Henry had a vision of Dark Fire being not just a guitar, but a complete package that would be useable like a standard guitar, and also be computer-friendly. To that end, he had approached Native Instruments about bundling Guitar Rig 3 (the full version, not a “lite” version) with the guitar so that guitarists would have even more tonal options.
If you haven’t worked with Guitar Rig 3, it’s an amazing piece of amp/effects simulation software that has been continuously updated and improved since its introduction several years ago. It has a ton of amp models and effects, but also, has some really cool tricks up its sleeve – like built-in digital recorders so you can record what you’re doing, or play back material through the effects. That’s great for when you want to tweak a guitar sound: Just record your riff, loop it, and play it back while you tweak the controls.

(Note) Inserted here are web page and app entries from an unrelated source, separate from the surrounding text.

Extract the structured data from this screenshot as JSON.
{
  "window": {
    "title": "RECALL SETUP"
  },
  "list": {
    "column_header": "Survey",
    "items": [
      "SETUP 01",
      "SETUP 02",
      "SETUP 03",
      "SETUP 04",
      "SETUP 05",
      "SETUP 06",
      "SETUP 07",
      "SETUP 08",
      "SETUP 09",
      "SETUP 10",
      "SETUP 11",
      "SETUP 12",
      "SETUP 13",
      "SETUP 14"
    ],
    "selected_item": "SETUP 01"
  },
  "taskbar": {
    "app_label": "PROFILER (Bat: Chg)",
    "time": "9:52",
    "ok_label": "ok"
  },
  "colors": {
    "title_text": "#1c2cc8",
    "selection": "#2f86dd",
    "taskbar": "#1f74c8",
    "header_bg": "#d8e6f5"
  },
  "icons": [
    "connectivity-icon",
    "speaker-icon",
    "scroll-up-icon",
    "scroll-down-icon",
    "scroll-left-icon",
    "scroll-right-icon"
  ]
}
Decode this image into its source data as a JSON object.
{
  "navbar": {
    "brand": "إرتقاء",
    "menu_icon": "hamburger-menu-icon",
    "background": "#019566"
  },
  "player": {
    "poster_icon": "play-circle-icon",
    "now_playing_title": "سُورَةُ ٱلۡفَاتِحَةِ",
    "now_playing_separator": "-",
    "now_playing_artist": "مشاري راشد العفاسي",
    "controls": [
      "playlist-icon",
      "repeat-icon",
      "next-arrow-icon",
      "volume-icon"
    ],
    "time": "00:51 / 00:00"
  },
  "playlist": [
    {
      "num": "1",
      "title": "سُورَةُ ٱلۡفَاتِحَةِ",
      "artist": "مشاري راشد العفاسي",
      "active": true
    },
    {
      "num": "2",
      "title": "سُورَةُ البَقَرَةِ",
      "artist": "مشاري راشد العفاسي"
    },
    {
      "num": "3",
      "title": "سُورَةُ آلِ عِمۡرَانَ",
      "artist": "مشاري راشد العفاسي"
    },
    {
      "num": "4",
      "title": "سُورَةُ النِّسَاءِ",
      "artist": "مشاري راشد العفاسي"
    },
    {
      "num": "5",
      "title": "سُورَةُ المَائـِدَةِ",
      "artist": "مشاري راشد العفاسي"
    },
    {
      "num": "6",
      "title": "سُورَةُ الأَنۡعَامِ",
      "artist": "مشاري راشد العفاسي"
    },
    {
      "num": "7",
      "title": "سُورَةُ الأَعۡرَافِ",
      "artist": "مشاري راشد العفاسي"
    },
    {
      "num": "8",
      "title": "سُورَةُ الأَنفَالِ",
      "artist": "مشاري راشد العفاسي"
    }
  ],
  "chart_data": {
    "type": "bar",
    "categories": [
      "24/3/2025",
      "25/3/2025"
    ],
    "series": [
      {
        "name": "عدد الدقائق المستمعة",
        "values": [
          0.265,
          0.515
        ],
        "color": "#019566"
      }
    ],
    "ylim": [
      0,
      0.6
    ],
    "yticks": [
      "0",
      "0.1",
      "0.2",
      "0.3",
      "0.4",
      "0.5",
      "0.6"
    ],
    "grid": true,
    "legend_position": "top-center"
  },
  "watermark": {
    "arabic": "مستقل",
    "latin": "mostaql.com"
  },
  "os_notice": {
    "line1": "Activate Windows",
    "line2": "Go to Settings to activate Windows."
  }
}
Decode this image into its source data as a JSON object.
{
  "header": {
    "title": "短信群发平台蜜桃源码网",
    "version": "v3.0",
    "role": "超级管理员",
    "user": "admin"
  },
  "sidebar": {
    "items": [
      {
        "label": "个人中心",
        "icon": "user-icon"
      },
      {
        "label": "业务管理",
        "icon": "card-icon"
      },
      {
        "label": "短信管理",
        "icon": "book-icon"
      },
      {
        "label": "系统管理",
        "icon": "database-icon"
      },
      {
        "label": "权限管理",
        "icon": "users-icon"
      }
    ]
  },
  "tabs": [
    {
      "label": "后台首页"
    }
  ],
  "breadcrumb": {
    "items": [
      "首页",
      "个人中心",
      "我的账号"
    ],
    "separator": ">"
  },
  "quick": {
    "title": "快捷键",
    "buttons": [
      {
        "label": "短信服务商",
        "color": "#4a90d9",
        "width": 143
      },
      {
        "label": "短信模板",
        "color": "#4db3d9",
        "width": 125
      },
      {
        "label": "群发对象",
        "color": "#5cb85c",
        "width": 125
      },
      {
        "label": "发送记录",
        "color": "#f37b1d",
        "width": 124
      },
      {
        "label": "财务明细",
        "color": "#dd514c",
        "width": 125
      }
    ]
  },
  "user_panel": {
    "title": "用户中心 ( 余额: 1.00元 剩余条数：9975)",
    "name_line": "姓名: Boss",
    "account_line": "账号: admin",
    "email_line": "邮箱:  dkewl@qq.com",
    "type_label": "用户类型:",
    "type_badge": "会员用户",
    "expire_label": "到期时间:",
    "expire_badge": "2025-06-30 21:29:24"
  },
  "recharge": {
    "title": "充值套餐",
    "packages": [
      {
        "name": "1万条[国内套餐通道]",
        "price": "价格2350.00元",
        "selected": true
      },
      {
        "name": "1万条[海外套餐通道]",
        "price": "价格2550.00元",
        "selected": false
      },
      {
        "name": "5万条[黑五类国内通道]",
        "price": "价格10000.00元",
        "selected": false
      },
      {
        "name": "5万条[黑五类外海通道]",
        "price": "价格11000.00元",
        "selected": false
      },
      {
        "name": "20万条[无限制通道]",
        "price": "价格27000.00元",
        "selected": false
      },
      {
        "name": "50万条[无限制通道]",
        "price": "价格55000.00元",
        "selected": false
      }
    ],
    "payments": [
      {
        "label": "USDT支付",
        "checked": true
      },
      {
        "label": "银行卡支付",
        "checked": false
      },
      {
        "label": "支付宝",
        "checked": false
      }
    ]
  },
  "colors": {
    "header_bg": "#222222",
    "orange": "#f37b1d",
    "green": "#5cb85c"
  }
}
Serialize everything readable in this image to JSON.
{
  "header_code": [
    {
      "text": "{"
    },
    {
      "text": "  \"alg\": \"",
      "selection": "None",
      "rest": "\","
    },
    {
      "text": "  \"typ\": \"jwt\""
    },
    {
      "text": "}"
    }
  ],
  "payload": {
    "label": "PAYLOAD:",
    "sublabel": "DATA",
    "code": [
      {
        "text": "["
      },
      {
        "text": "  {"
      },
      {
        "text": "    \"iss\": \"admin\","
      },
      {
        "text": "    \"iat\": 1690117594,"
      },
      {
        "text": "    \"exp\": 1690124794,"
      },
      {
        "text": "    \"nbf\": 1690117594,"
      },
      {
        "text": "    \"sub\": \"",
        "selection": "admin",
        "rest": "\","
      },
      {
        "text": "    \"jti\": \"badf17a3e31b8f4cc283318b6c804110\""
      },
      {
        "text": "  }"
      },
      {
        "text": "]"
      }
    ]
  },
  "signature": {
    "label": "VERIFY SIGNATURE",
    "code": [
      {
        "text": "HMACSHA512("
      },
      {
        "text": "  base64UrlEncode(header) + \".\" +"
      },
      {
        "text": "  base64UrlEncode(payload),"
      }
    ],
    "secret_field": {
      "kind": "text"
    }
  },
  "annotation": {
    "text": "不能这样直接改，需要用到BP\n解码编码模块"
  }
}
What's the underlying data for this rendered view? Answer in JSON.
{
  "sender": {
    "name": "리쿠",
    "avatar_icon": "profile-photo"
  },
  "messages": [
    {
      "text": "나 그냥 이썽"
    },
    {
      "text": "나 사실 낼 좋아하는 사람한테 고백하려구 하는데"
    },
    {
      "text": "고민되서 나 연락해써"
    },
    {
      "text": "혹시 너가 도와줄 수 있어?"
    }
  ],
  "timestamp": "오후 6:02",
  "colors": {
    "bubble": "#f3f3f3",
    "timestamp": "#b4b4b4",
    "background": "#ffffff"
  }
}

Guitar Rig 3 also has very cool modulation options, like step sequencing that provides AdrenaLinn-type sequenced effects, and nifty routing tools – you can split the guitar into parallel branches, as well as split based on frequency, like putting delays on only the highs. The idea of combining Guitar Rig 3 with Dark Fire made a lot of sense, to say the least. As someone who’s been using Guitar Rig since it was in beta, I probably had more expertise with the software than anyone else at Gibson, so one of my tasks would be to design Dark Fire-specific presets that take full advantage of what Guitar Rig has to offer. This isn’t as easy as it sounds: There have to be separate presets for magnetic pickups only, piezo only, a blend of the two, and presets optimized for the individual string outputs. That’s a lot, and I needed to wrap my head around not just creating the presets, but making them sound great out of the box – no tweaking necessary – and organizing them in a way that made sense.
But Guitar Rig isn’t just for stand-alone applications; it’s a plug-in for a host. And I hadn’t heard anything about a host … yet …